#### Records for the exercise
============================================================
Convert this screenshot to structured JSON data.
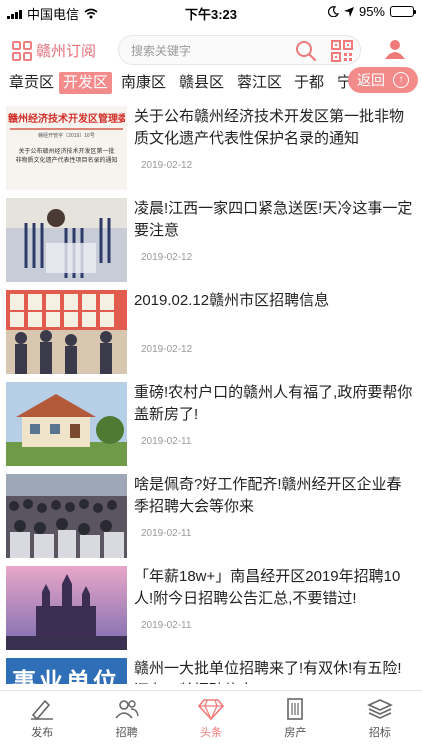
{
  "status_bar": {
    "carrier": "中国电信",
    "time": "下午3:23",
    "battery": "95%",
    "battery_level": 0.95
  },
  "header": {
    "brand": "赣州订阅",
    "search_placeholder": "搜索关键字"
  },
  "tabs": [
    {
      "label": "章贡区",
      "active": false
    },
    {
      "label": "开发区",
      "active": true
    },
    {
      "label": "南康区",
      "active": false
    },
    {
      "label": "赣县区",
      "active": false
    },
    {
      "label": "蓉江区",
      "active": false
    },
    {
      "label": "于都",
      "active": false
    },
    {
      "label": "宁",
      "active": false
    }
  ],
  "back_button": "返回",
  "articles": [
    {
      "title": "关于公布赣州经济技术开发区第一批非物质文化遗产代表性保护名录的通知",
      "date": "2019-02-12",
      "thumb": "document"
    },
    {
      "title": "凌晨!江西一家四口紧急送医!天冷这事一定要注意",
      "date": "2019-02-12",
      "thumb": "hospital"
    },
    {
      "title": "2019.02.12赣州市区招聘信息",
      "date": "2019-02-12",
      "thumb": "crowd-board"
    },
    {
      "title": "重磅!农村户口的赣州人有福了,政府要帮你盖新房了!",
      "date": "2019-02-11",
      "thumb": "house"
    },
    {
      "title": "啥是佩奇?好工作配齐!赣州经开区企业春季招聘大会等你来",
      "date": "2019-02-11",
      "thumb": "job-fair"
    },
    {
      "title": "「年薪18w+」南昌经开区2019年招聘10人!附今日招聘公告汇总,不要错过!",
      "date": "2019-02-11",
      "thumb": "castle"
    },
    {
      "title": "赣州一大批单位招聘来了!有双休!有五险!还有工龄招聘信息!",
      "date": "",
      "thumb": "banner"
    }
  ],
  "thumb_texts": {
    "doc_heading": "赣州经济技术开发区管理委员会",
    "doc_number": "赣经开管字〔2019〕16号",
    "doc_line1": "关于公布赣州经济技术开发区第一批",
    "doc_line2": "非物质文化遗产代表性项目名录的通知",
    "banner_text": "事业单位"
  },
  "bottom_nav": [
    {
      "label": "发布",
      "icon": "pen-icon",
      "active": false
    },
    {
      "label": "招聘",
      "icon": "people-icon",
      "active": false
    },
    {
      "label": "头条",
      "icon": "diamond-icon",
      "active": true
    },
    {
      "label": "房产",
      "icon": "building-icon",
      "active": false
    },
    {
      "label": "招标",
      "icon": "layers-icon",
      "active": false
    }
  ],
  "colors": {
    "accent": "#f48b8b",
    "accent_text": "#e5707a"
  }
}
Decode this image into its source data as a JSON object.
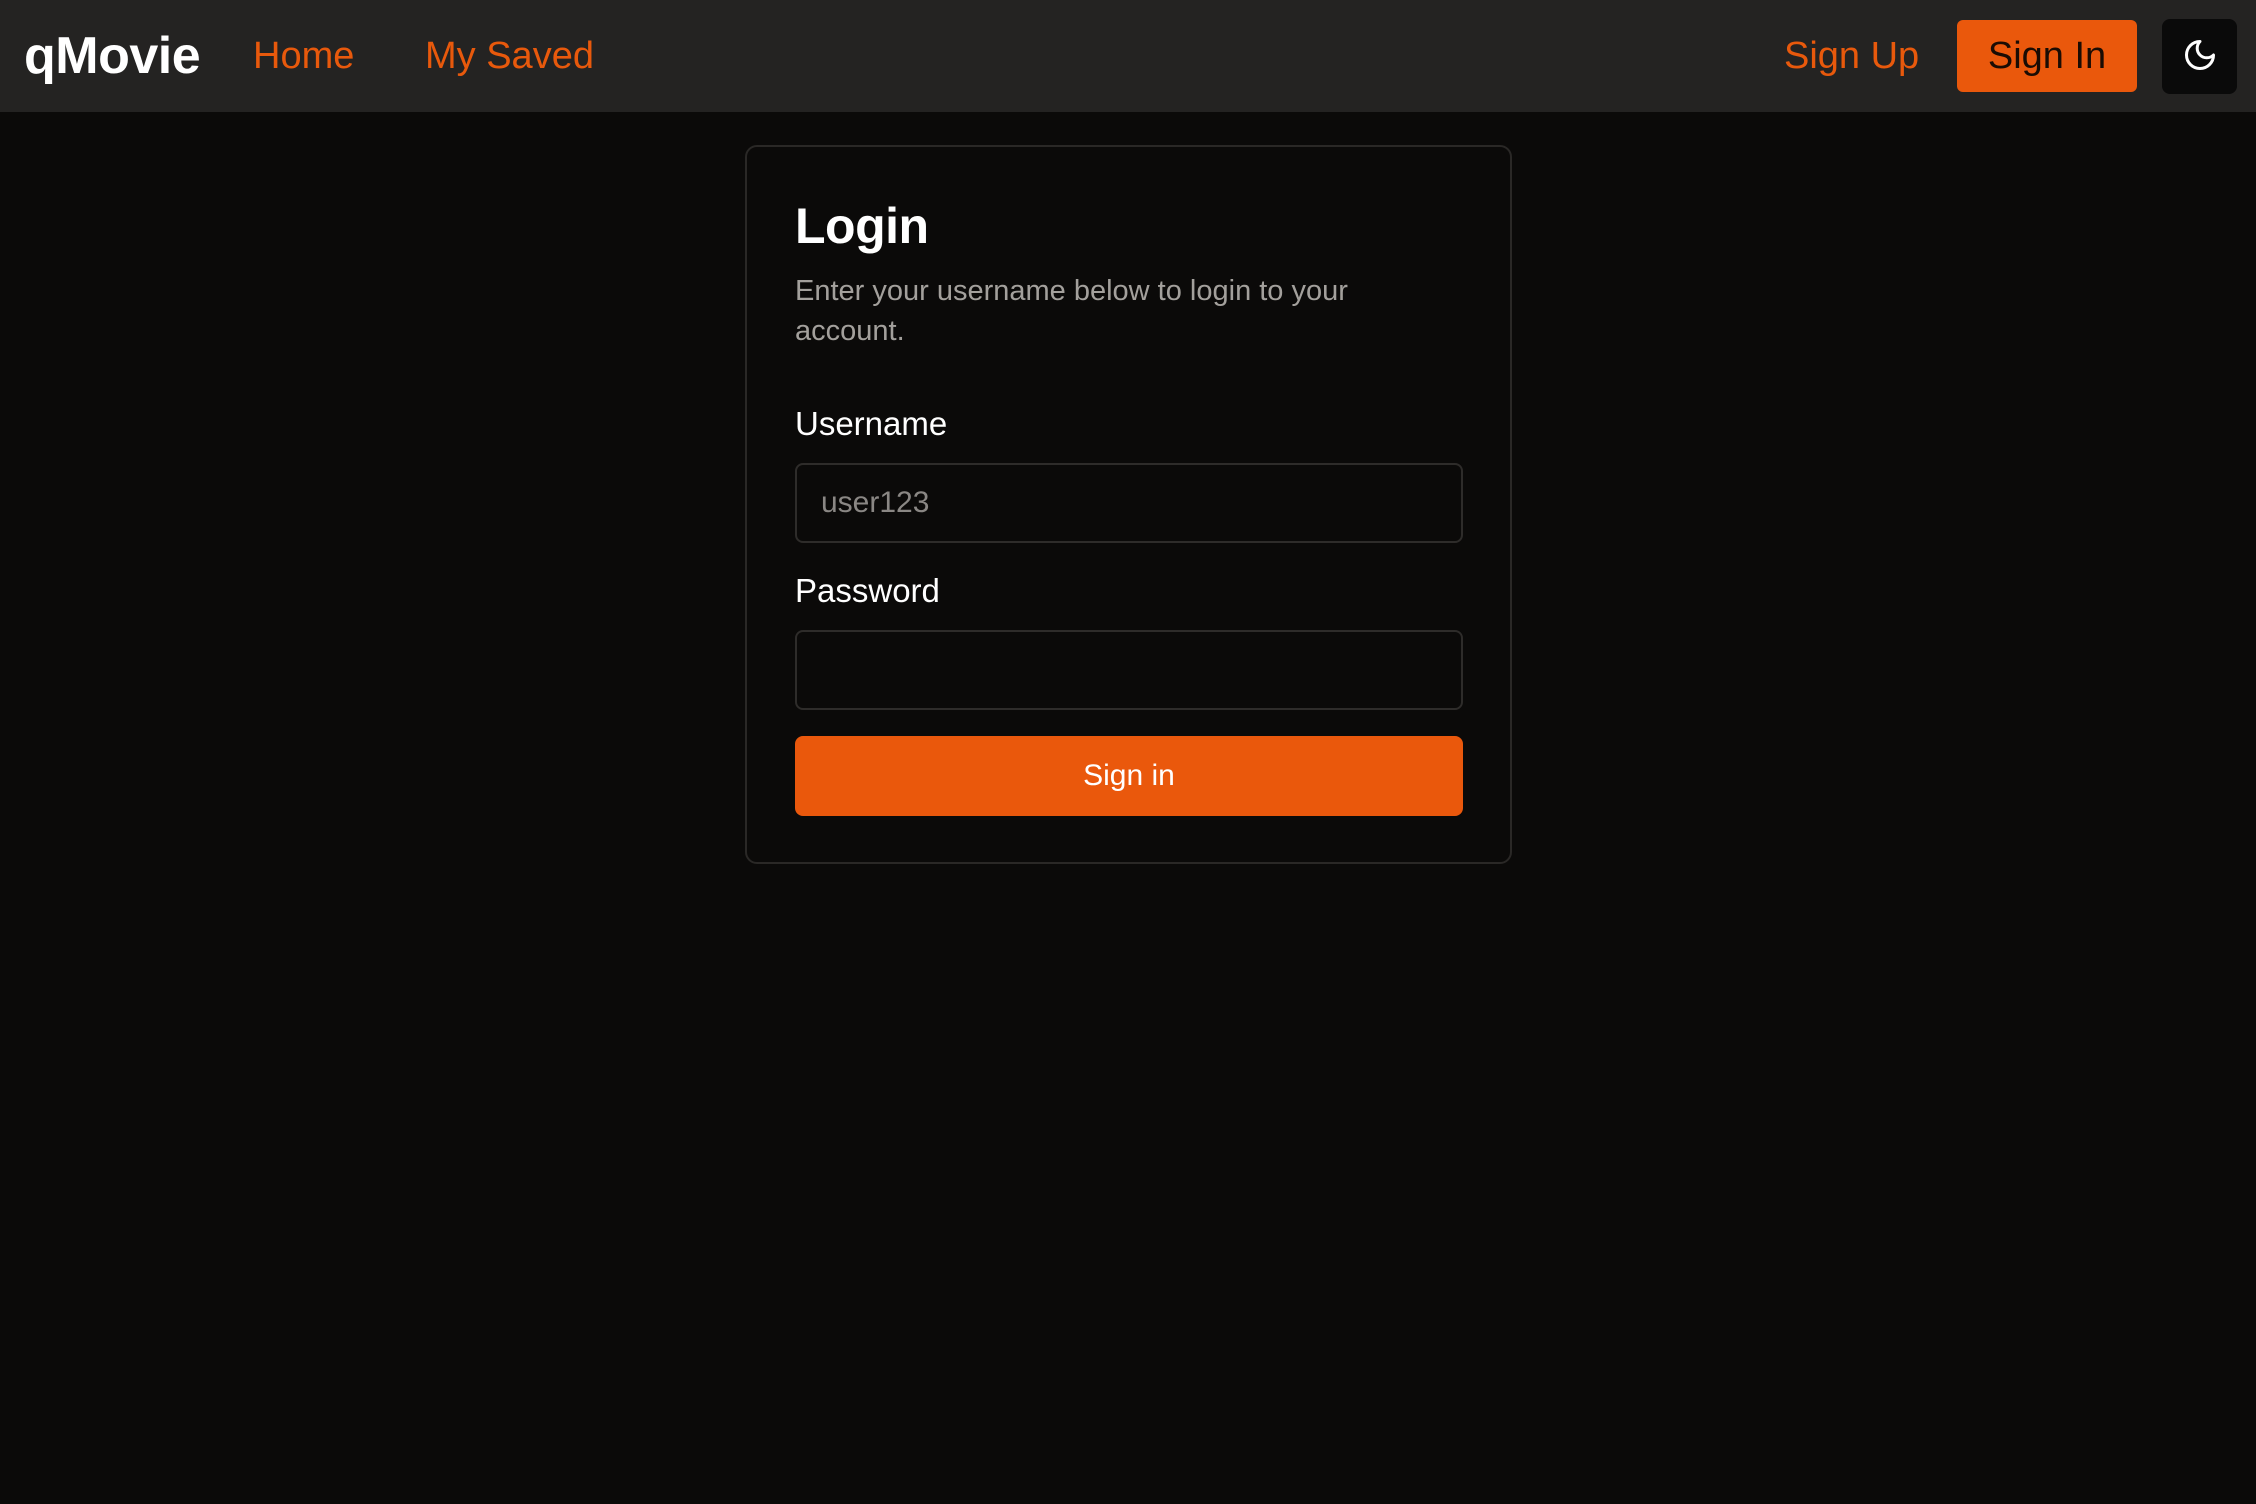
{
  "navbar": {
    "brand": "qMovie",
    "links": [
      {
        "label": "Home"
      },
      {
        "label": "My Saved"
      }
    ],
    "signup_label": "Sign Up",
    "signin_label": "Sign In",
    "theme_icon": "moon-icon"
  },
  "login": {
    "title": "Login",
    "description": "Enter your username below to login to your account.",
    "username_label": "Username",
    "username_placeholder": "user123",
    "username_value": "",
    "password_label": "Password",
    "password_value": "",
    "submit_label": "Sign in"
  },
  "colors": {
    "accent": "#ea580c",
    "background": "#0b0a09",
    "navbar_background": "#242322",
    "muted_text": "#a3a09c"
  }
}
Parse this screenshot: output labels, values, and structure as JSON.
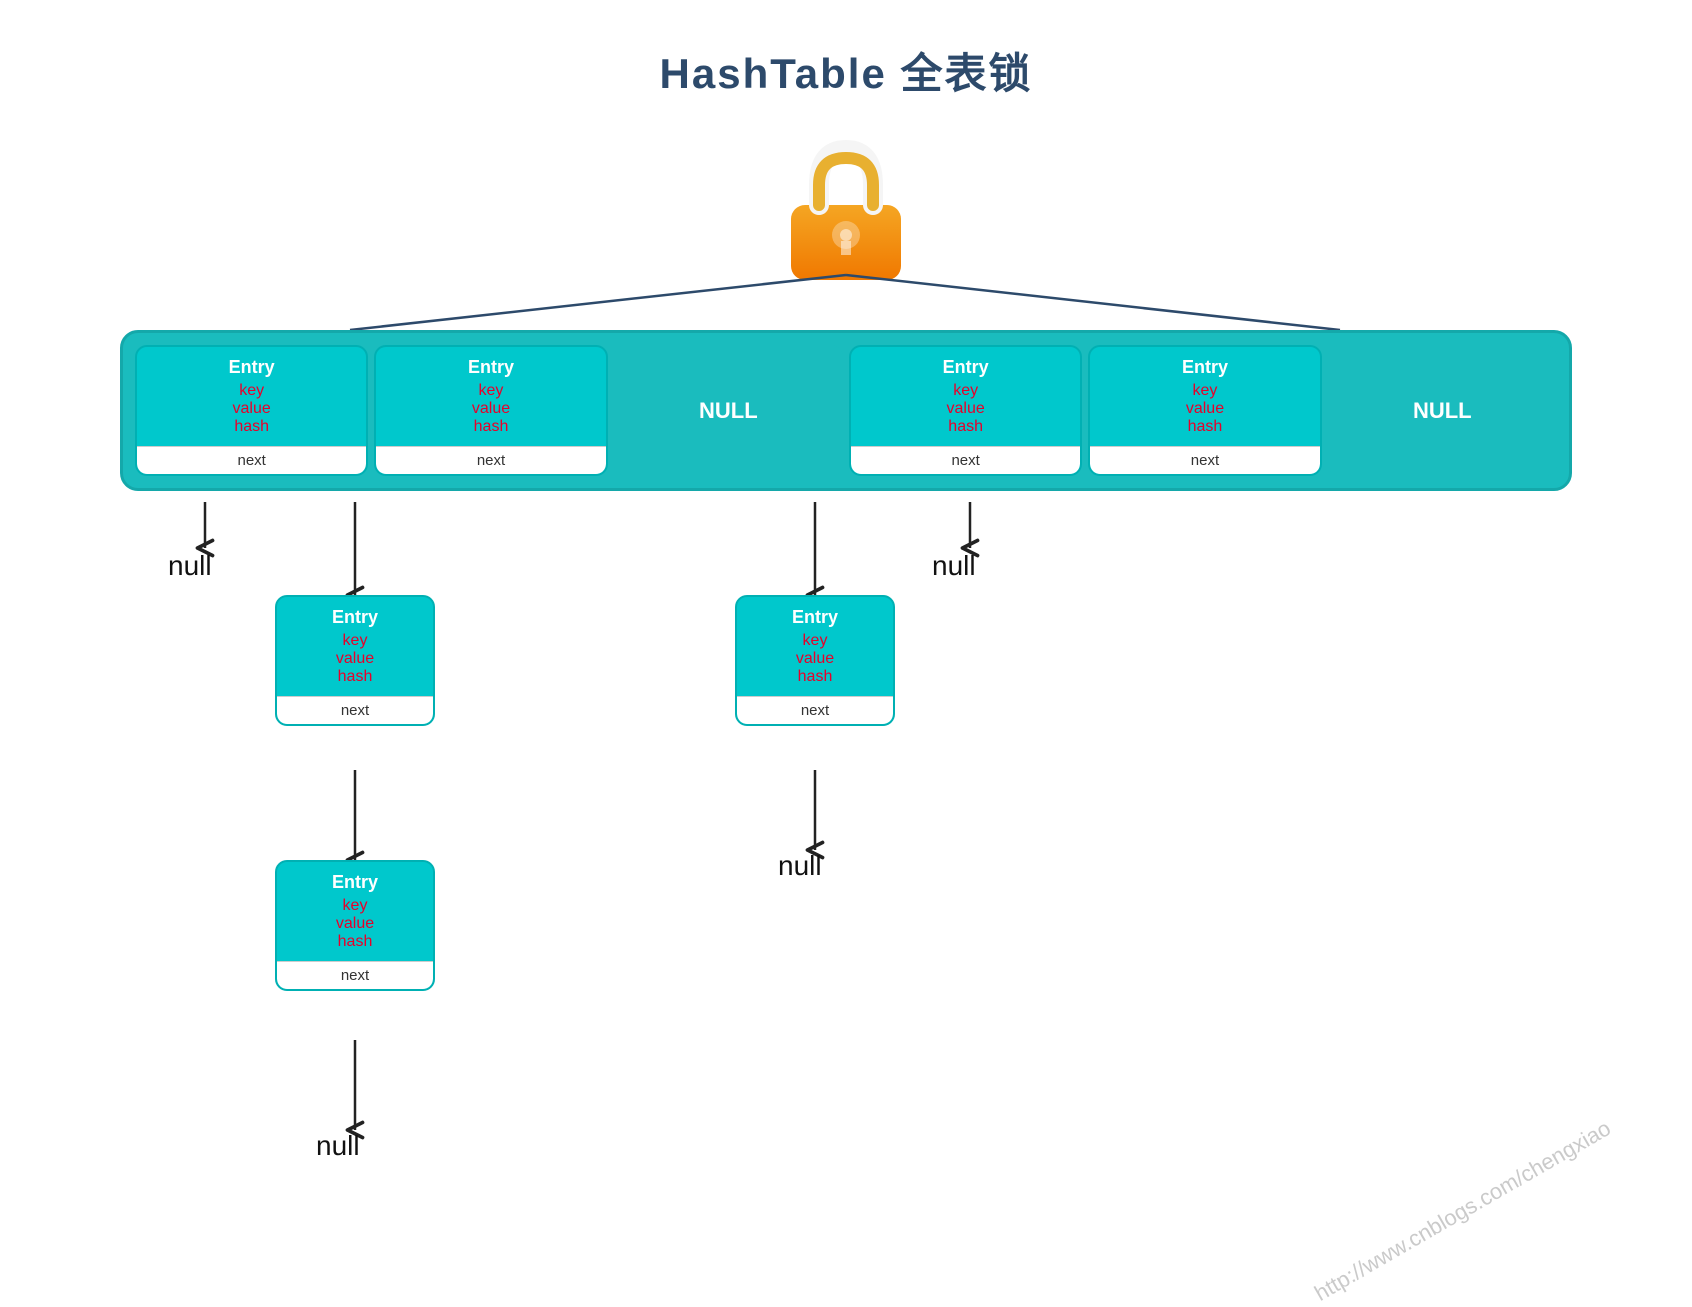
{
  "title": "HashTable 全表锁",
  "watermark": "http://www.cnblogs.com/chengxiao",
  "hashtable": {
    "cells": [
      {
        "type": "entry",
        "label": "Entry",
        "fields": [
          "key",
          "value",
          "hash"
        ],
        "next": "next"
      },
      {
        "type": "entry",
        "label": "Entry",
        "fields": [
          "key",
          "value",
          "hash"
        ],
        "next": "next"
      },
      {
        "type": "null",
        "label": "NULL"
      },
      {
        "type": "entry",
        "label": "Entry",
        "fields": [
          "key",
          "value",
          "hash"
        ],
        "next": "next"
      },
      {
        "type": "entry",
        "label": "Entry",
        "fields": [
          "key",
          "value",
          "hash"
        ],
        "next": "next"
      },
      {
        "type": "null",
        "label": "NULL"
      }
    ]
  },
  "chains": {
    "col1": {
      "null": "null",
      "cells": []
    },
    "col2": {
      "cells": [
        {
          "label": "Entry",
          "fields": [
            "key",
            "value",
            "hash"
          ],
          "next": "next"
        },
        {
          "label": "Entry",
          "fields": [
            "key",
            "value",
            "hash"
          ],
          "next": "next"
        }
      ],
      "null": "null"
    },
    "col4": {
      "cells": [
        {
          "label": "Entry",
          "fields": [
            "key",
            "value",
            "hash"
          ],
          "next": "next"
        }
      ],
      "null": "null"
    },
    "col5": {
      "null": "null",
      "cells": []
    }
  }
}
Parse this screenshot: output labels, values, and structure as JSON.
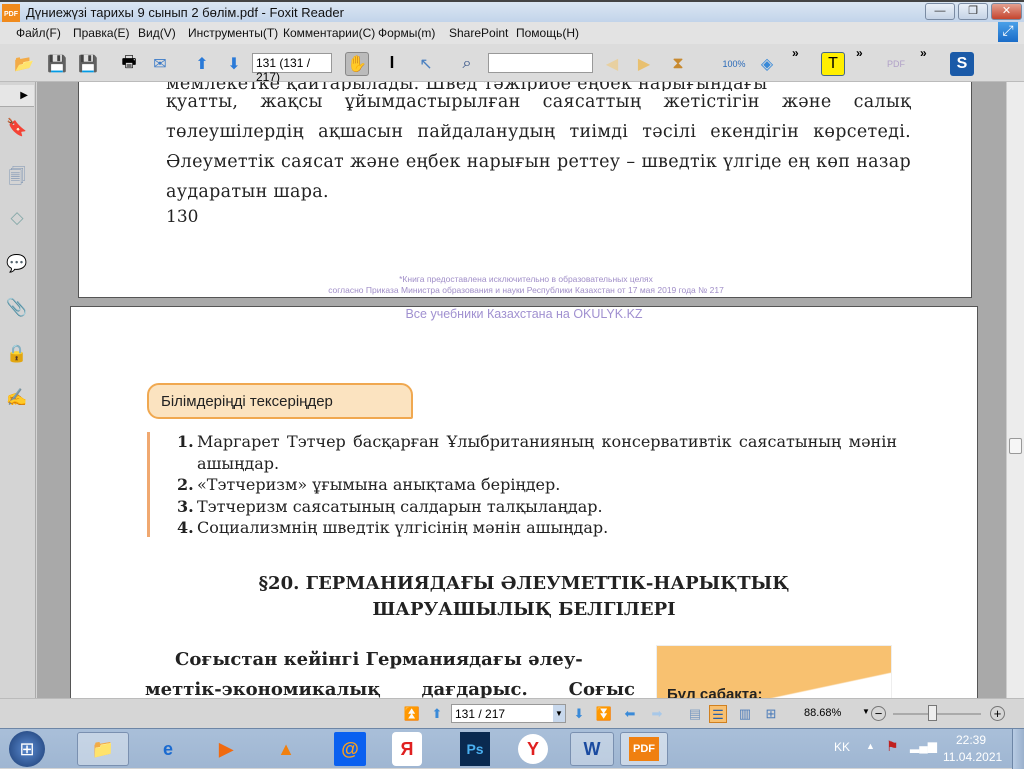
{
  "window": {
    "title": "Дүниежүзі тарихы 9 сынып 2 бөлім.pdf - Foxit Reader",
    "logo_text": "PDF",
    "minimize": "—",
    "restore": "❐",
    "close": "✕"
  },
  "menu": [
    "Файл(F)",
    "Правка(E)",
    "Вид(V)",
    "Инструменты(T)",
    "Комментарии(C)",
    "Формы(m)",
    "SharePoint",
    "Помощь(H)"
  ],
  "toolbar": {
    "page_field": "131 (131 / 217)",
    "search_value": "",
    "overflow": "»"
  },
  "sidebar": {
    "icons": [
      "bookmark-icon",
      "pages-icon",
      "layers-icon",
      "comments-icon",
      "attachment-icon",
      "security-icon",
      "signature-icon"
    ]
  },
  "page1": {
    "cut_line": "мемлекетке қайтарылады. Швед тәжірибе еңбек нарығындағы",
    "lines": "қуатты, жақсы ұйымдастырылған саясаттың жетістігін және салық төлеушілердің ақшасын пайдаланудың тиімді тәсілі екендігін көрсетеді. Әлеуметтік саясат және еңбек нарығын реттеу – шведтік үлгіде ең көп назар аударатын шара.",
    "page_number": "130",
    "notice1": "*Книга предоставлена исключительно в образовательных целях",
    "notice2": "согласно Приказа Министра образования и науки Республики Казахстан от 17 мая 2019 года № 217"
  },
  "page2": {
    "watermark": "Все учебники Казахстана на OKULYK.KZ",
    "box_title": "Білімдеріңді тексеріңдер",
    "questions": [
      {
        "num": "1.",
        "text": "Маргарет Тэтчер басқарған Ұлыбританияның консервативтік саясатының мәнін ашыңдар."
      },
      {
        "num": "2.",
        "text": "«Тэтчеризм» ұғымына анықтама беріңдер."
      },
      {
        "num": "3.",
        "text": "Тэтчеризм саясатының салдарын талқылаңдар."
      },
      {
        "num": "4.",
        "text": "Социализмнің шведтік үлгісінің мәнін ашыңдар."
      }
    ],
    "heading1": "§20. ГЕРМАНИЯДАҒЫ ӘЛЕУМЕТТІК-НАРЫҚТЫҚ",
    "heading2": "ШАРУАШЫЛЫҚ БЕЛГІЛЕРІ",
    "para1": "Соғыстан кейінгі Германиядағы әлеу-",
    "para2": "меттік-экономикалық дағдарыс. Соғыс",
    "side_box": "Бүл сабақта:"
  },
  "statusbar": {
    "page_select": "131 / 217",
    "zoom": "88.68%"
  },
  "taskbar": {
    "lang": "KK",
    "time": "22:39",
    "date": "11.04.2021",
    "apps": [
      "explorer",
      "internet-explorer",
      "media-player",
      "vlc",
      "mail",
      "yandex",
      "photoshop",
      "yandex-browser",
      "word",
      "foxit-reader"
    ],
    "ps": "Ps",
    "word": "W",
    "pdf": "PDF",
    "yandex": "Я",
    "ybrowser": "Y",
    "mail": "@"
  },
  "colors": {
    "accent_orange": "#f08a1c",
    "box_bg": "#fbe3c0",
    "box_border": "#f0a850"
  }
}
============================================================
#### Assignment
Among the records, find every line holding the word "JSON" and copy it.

#### Task output
Convert this screenshot to structured JSON data.
Decode this image into its source data as a JSON object.
Parse this screenshot: output labels, values, and structure as JSON.
Parse this screenshot: output labels, values, and structure as JSON.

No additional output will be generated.